Views: 10 Author: Site Editor Publish Time: 2023-02-27 Origin: Site
Along with the rapid development of drone technology, drone application scenarios are becoming more and more widespread and the market scale continues to grow rapidly. Statistics show that there are more than 12,000 drone companies in China in 2021, with the total industry output reaching RMB 87 billion. The low-altitude economy, represented by drones, is expected to become a new engine to drive social and economic growth.
However, with the dramatic increase in the use of consumer drones, the number of safety incidents caused by illegal flying and indiscriminate flying has gradually increased and has become a new problem hovering over the city. Why is it important to counteract drones?
1. Drones fall and injure people
Drones are subject to the constraints of wind and weather conditions and their own load-bearing capacity during flight, which may cause them to fall and injure people when used improperly.
2. Stopping illegal flying
In 2017 drones disrupted the order of Chengdu airport, causing a very serious impact, and in this regard the discussion on illegal flight has reached a climax. The phenomenon of black flying of drones not only affects the safety and orderliness of low-altitude airways, but also limits the healthy and sustainable development of civil UAS, and the scientific regulation of drones are becoming increasingly important.
3. Drones are used by the wrong people
Drones have the characteristics of convenience, concealment and destructive power and are therefore very easy to be used by some unscrupulous people as a tool to survey the environment and carry dangerous and harmful items. This, coupled with the ease of access and the large choice of prices, makes them an easy tool for criminals to commit crimes and makes reconnaissance and supervision more difficult, thus causing a social security crisis and psychological panic among the people.
4. Prying into the privacy of others
For example, criminals might break into people's homes, snoop on their privacy, eavesdropping and filming. When drones carrying cameras turn into surveillance tools, snooping and spying over people's hard-to-reach heads, the victims are often overwhelmed.
For this reason, anti-drone systems are also a product of the booming drone industry. In June last year, a forest fire broke out in California, the fire spread rapidly at the same time, the government quickly sent more helicopters to put out the fire, but due to the fire over the drone to watch and cause the helicopter emergency landing, in an emergency, firefighters had to use high-pressure water cannon to shoot down the drone to ensure that the helicopter emergency rescue work can be carried out smoothly.
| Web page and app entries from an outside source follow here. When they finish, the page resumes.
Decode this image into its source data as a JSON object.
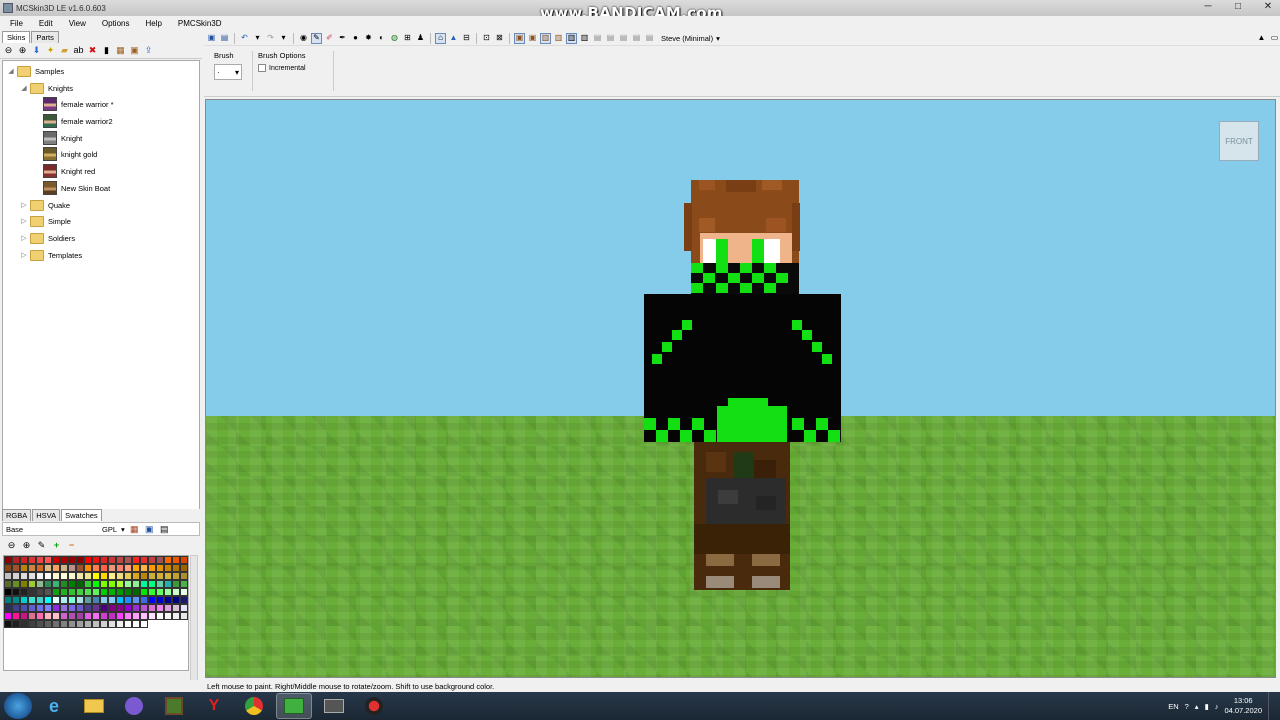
{
  "window": {
    "title": "MCSkin3D LE v1.6.0.603",
    "controls": [
      "─",
      "□",
      "✕"
    ]
  },
  "watermark": "www.BANDICAM.com",
  "menu": [
    "File",
    "Edit",
    "View",
    "Options",
    "Help",
    "PMCSkin3D"
  ],
  "left_tabs": [
    "Skins",
    "Parts"
  ],
  "tree": {
    "samples": "Samples",
    "knights": "Knights",
    "skins": [
      "female warrior *",
      "female warrior2",
      "Knight",
      "knight gold",
      "Knight red",
      "New Skin Boat"
    ],
    "folders": [
      "Quake",
      "Simple",
      "Soldiers",
      "Templates"
    ]
  },
  "color_tabs": [
    "RGBA",
    "HSVA",
    "Swatches"
  ],
  "palette": {
    "name": "Base",
    "format": "GPL"
  },
  "model_select": "Steve (Minimal)",
  "options": {
    "brush_label": "Brush",
    "brush_value": "·",
    "brush_options_label": "Brush Options",
    "incremental_label": "Incremental"
  },
  "viewport": {
    "front_label": "FRONT"
  },
  "status": "Left mouse to paint. Right/Middle mouse to rotate/zoom. Shift to use background color.",
  "taskbar": {
    "language": "EN",
    "time": "13:06",
    "date": "04.07.2020"
  },
  "swatch_colors": [
    "#8b0000",
    "#b22222",
    "#cc2222",
    "#dd3333",
    "#ee4444",
    "#ff5555",
    "#cc0000",
    "#aa0000",
    "#990000",
    "#880000",
    "#ff0000",
    "#ee1111",
    "#dd2222",
    "#cc3333",
    "#bb4444",
    "#aa5555",
    "#ff2020",
    "#e03030",
    "#c04040",
    "#a05050",
    "#ff6600",
    "#ee5500",
    "#dd4400",
    "#8b4513",
    "#a0522d",
    "#b8860b",
    "#cd853f",
    "#d2691e",
    "#deb887",
    "#f4a460",
    "#d2b48c",
    "#bc8f8f",
    "#a0522d",
    "#ff8c00",
    "#ff7f50",
    "#ff6347",
    "#e9967a",
    "#fa8072",
    "#ffa07a",
    "#ffa500",
    "#ffb347",
    "#ff9900",
    "#e69500",
    "#cc8400",
    "#b37400",
    "#996300",
    "#c0c0c0",
    "#d3d3d3",
    "#dcdcdc",
    "#e0e0e0",
    "#f5f5f5",
    "#ffffff",
    "#fffacd",
    "#ffffe0",
    "#fafad2",
    "#eee8aa",
    "#f0e68c",
    "#ffff00",
    "#ffd700",
    "#ffec8b",
    "#eedd82",
    "#e3cf57",
    "#daa520",
    "#b8860b",
    "#c9b037",
    "#d4af37",
    "#cfb53b",
    "#bfa030",
    "#a89030",
    "#556b2f",
    "#6b8e23",
    "#808000",
    "#9acd32",
    "#8fbc8f",
    "#2e8b57",
    "#3cb371",
    "#228b22",
    "#008000",
    "#006400",
    "#32cd32",
    "#00ff00",
    "#7cfc00",
    "#7fff00",
    "#adff2f",
    "#98fb98",
    "#90ee90",
    "#00fa9a",
    "#00ff7f",
    "#66cdaa",
    "#20b2aa",
    "#3a9a3a",
    "#4ab04a",
    "#000000",
    "#111111",
    "#222222",
    "#333333",
    "#444444",
    "#555555",
    "#10a010",
    "#20b020",
    "#30c030",
    "#40d040",
    "#50e050",
    "#60f060",
    "#00cc00",
    "#00b300",
    "#009900",
    "#008000",
    "#006600",
    "#00e600",
    "#33ff33",
    "#66ff66",
    "#99ff99",
    "#ccffcc",
    "#e6ffe6",
    "#008080",
    "#008b8b",
    "#00ced1",
    "#40e0d0",
    "#48d1cc",
    "#00ffff",
    "#e0ffff",
    "#afeeee",
    "#7fffd4",
    "#b0e0e6",
    "#5f9ea0",
    "#4682b4",
    "#87ceeb",
    "#87cefa",
    "#00bfff",
    "#1e90ff",
    "#6495ed",
    "#4169e1",
    "#0000ff",
    "#0000cd",
    "#00008b",
    "#000080",
    "#191970",
    "#2f2f5f",
    "#3f3f8f",
    "#4f4faf",
    "#5f5fcf",
    "#6f6fef",
    "#7f7fff",
    "#8a2be2",
    "#9370db",
    "#7b68ee",
    "#6a5acd",
    "#483d8b",
    "#663399",
    "#4b0082",
    "#800080",
    "#8b008b",
    "#9400d3",
    "#9932cc",
    "#ba55d3",
    "#da70d6",
    "#ee82ee",
    "#dda0dd",
    "#d8bfd8",
    "#e6e6fa",
    "#ff00ff",
    "#ff1493",
    "#c71585",
    "#db7093",
    "#ff69b4",
    "#ffb6c1",
    "#ffc0cb",
    "#cc66cc",
    "#b050b0",
    "#a040a0",
    "#e060e0",
    "#f070f0",
    "#d040d0",
    "#c030c0",
    "#ff40ff",
    "#ff80ff",
    "#ffa0ff",
    "#ffc0ff",
    "#ffe0ff",
    "#ffffff",
    "#f8f8f8",
    "#f0f0f0",
    "#e8e8e8",
    "#101010",
    "#202020",
    "#303030",
    "#404040",
    "#505050",
    "#606060",
    "#707070",
    "#808080",
    "#909090",
    "#a0a0a0",
    "#b0b0b0",
    "#c0c0c0",
    "#d0d0d0",
    "#e0e0e0",
    "#f0f0f0",
    "#ffffff",
    "#ffffff",
    "#ffffff"
  ]
}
This year, two teenage girls in Kentucky, USA, were sunbathing at home when they spotted a drone hovering overhead. After learning of the incident, the girls' father grabbed a shotgun and shot the drone down, perhaps preferring to give the drone's operator a good beating rather than let it crash to the ground.
In fact, unpopular drones don't just annoy humans. Last year, a small drone flying low to observe kangaroos was attacked by a larger kangaroo, bringing the drone down, and this year, a small drone was attacked by an eagle during flight and crashed straight down, all of which were recorded by the camera on the drone and posted to video sites.
Boeing, on the other hand, has taken a slightly more subdued technical approach. Boeing has developed a laser cannon specifically designed to blast drones. Boeing used the laser to burn a hole in the shell of a stationary drone. After only two seconds in full power mode, the drone's casing caught fire. Boeing believes that the best way to destroy a drone is to burn a hole through it with a precision laser and send it crashing through the air.
The laser cannon's emitter and ready-made gimbal (which allows the laser emitter and camera to be aimed in any direction) make it possible to precisely target any part of a drone. Let's say if you just want to burn the tail off the drone, let it crash, and then pick up the fuselage to study it and see who is trying to spy on you. Not coincidentally, the Chinese Academy of Engineering Physics has also developed a device with similar functionality.
Of course, with the development of technology, Digital Eagle has developed a number of UAV countermeasures that are more suitable for urban security use. The Digital Eagle QR-12 position-based UAV countermeasure system is capable of detecting UAV targets flying within an airspace of no less than 8km, ensuring comprehensive protection of no-fly areas. Unlike other UAV countermeasures on the market, which are large, heavy, difficult to transport and have a complex structure and high failure rate, the Digital Eagle QR-12 is modular and easy to install, making it easier to transport. It is also equipped with automatic strike countermeasures, and multiple configurations can accurately locate illegal drones and even flyers, making the system structure simple and easier for operators to get to grips with and monitor 24 hours a day.
The Digital Eagle QR-07S3 is designed to control drones in flight by emitting high-powered electromagnetic waves, cutting off contact between the drones and the remote controllers from a distance, and creating an air barrier to ensure the safety of low-altitude airspace in the region. The QR series of UAV countermeasures have been successfully tested by the Ministry of Public Security and shortlisted in the 012 procurement catalogue.
As the saying goes, the sword is a foot taller than the devil, and as drones can rise quickly, so can anti-drone technology. Of course, there are thousands of uses for drones, but you can't go astray and cross the line, otherwise, you'll suffer the consequences.